Skip to main content

My Gold Atom Weighs More Than Yours

Researchers at UC Berkley and Berkley Lab have developed a scale sensitive enough to measure, at room temperature, the mass of a single atom of gold, in a little over a second of time.

Although scientists can already measure the mass of a single atom using mass spectrometry, this new method is based on nanoelectromechanical (NEMS) technology, making it more sensitive and compact. So small is the sensor, researchers say it could eventually be put on a chip.

The mass sensor is made of a single carbon nanotube enclosed in two walls to increase rigidity and ensure uniform electrical properties, one end of the nanotube waves freely while the other is connected to an electrode near a counter electrode.

Appyling a DC voltage source allows researchers to create a negative electrical charge on the free end of the carbon nanotube, making it vibrate with a specific resonance frequency. Subsequently, the device works by measuring the change in resonance frequency of the carbon nanotube under the weight of the molecule or atom.

Comments

Popular Posts

How 4,000 Physicists Gave a Vegas Casino its Worst Week Ever

What happens when several thousand distinguished physicists, researchers, and students descend on the nation’s gambling capital for a conference? The answer is "a bad week for the casino"—but you'd never guess why.

Ask a Physicist: Phone Flash Sharpie Shock!

Lexie and Xavier, from Orlando, FL want to know:
"What's going on in this video? Our science teacher claims that the pain comes from a small electrical shock, but we believe that this is due to the absorption of light. Please help us resolve this dispute!"

The Science of Ice Cream: Part One

Even though it's been a warm couple of months already, it's officially summer. A delicious, science-filled way to beat the heat? Making homemade ice cream.

(We've since updated this article to include the science behind vegan ice cream. To learn more about ice cream science, check out The Science of Ice Cream, Redux)

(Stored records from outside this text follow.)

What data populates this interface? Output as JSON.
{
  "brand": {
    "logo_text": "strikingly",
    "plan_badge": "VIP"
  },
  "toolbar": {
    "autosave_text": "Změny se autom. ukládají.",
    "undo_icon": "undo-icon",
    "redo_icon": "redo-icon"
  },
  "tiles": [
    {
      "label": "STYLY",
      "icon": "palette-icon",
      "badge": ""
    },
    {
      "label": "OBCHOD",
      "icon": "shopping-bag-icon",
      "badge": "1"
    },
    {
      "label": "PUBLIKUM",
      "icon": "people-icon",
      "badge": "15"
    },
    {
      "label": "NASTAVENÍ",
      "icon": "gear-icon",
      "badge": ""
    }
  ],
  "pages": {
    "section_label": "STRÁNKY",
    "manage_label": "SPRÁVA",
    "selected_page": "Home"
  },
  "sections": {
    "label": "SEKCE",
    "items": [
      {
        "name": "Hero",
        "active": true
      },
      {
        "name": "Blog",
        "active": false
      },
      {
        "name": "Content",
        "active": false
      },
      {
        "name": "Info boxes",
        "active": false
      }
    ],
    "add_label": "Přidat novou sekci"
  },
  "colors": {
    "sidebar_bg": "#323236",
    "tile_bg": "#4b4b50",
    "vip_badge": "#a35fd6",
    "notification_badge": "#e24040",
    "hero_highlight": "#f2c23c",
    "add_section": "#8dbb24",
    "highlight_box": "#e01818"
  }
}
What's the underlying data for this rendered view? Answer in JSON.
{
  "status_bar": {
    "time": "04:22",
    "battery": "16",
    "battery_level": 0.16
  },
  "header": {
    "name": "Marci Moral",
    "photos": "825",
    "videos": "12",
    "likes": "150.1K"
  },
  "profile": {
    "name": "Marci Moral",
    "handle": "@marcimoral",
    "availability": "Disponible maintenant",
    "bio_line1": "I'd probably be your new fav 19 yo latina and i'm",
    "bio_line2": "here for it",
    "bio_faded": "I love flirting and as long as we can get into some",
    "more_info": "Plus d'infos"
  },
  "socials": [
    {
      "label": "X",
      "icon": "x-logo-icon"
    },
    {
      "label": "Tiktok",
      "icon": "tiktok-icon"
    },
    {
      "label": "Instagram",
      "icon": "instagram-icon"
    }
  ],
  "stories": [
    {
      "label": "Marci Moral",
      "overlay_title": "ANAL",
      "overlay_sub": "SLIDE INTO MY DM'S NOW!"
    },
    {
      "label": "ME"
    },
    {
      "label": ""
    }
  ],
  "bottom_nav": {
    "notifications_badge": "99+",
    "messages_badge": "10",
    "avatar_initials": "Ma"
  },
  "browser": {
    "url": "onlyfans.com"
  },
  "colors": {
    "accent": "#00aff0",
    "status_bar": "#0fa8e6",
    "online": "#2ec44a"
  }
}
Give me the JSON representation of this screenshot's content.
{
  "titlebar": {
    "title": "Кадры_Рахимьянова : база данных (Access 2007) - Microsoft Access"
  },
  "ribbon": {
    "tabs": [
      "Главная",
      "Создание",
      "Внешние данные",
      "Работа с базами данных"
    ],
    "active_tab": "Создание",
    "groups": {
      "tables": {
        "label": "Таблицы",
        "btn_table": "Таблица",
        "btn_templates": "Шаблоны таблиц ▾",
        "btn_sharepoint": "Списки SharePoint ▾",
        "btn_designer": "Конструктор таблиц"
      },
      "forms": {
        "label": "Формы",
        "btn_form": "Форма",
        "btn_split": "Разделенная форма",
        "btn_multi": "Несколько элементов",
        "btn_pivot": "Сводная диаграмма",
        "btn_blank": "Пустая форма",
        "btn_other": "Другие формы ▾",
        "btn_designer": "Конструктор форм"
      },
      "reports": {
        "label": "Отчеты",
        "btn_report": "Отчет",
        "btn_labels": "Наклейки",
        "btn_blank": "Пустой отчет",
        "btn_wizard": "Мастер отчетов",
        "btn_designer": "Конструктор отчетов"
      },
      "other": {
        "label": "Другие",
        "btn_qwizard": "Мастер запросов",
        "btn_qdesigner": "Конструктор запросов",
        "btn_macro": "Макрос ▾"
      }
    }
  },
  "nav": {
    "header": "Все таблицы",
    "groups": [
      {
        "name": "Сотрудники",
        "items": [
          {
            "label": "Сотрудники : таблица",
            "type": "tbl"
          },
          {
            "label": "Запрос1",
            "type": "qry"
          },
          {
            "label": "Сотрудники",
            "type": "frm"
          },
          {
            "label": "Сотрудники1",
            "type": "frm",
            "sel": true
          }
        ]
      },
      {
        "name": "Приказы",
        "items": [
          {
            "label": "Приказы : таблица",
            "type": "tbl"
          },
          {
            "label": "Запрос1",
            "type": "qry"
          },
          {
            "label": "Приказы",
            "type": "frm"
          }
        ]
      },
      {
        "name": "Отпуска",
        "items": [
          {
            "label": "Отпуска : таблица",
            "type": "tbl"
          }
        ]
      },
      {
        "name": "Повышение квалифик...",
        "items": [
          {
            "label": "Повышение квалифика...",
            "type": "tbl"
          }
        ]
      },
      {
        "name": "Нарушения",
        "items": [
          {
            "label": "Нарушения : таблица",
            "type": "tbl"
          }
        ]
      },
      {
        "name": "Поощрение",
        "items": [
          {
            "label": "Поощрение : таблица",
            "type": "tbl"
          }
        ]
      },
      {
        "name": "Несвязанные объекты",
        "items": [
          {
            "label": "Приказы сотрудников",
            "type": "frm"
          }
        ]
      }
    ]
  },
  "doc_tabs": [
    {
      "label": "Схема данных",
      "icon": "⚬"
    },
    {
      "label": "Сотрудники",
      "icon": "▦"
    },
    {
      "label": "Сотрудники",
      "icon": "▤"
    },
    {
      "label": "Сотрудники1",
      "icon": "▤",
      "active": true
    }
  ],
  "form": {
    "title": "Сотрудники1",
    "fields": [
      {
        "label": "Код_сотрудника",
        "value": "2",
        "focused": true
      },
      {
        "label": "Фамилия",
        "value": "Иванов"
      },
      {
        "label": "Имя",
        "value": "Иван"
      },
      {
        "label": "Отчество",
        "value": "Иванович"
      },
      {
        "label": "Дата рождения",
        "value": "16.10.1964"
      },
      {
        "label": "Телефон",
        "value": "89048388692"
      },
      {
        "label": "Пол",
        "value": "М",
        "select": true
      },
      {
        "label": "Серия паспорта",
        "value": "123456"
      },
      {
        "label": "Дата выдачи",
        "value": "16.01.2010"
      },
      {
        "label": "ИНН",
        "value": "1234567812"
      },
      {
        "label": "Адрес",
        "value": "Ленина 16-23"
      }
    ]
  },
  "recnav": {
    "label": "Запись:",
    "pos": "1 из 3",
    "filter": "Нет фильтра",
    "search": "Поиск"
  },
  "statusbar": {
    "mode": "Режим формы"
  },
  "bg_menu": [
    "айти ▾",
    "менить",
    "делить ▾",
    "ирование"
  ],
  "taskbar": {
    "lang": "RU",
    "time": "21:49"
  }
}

Over at Physics@Home there's an easy recipe for homemade ice cream. But what kind of milk should you use to make ice cream? And do you really need to chill the ice cream base before making it? Why do ice cream recipes always call for salt on ice?